Fijian, Fiji Hindi and English are the main languages of Fiji, and many residents of Fiji understand the language of another ethnic group. But settlement in New Zealand is eroding linguistic flexibility, particularly among recent younger migrants and New Zealand-born Fijians. Some Indo-Fijians see little value in maintaining Fiji Hindi in New Zealand. While there have been some efforts to promote language classes for Fijian children, keeping the language alive depends upon family use and contacts with Fiji.


The social and spiritual networks of Christian, Hindu and Muslim religious groups have helped sustain Fijian cultures in New Zealand. Fijian Christians are mainly Methodist and Catholic, and in the main centres these churches offer services in Fijian and fellowships for women. The Assemblies of God attract some Fijians, including a minority of Indo-Fijians.

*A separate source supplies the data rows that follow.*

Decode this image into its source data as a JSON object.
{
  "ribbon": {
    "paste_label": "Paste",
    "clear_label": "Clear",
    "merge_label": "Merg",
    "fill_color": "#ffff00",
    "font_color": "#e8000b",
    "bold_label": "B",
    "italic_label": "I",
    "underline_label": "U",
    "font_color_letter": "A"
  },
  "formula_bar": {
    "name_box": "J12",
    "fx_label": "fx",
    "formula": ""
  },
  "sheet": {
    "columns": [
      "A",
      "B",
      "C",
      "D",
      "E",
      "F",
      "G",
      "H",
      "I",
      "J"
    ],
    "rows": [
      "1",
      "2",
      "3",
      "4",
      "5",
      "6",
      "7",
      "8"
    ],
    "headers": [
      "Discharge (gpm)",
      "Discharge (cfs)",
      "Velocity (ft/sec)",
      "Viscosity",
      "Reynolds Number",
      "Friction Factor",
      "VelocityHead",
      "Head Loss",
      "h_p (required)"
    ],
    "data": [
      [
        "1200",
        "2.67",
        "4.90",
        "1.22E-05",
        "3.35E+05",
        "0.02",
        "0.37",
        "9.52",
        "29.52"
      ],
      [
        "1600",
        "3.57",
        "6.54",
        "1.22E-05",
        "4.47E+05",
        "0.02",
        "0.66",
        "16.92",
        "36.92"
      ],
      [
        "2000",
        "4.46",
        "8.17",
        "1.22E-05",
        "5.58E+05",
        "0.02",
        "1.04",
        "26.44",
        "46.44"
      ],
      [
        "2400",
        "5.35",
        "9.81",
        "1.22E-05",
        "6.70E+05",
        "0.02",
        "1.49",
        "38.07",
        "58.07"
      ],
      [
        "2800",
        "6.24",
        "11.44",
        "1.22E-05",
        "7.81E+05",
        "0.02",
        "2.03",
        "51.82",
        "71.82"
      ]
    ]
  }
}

The dramatic post-1987 immigration from Fiji led to a huge increase in Hindu religious activities in New Zealand, including mandir (temple) building, celebration of festivals, and pujas and mandalis (religious gatherings). A smaller proportion of immigrants from Fiji were Muslim. They have contributed to New Zealand’s culturally diverse Islamic community.

Religious networks are necessary in order for indigenous Fijians to maintain traditional family customs in New Zealand. However, many have found it impossible to continue holding elaborate ceremonies. These are labour intensive, time consuming and better suited to a village environment. Some try to return to Fiji for ceremonies such as male circumcision.

Fijian food and commodities

Before 1987 Fijian immigrants found it difficult to get island and Indian ingredients. They relied upon a few Indian importers or friends bringing food from Fiji. Today, largely as a result of the settlement of Indo-Fijians in New Zealand, an extensive range of foods, clothing, utensils and Hindi videos is available.

What is grog?

Grog (yaqona, kava), a mildly intoxicating drink made from the root of the herb Piper methysticum, is enjoyed by most Fijians of all ethnicities. It is a recreational drink, although it has ceremonial status for indigenous Fijians. Grog sessions continue in New Zealand and unite different Fijian groups. Indo-Fijians have been mainly responsible for importing and distributing yaqona in New Zealand.


Sport and leisure activities reinforce Fijian social ties and also present Fijians positively to the non-Fijian population. Arthur Jennings was the first Fijian to play for the All Blacks, in 1967. Bernie Fraser was another outstanding Fijian star of the 1979 team. Since then many have played for provincial teams as well as the national side – All Black Joe Rokocoko among them. Fiji has also been well represented in netball: Vilimaina Davu was the first Fijian Silver Fern. Fijians helped revitalise New Zealand football through the activities of the New Zealand Fiji AFC, founded in 1993. Indo-Fijians are also prominent in the New Zealand Boxing Federation.

The media

Indo-Fijians have their own media services, which also cater to other Indians. Radio Tarana is a Hindi radio station based in Auckland. Community newspapers have flourished, and in 2001, the internet site Indian Newslink was established. Indigenous Fijians have slots on radio Niu FM, while community access radio is important to Fijians of all ethnicities.

How to cite this page:

Jacqueline Leckie, 'Fijians - Fijian culture in New Zealand', Te Ara - the Encyclopedia of New Zealand, (accessed 21 July 2024)

Story by Jacqueline Leckie, published 8 Feb 2005, updated 1 Jul 2024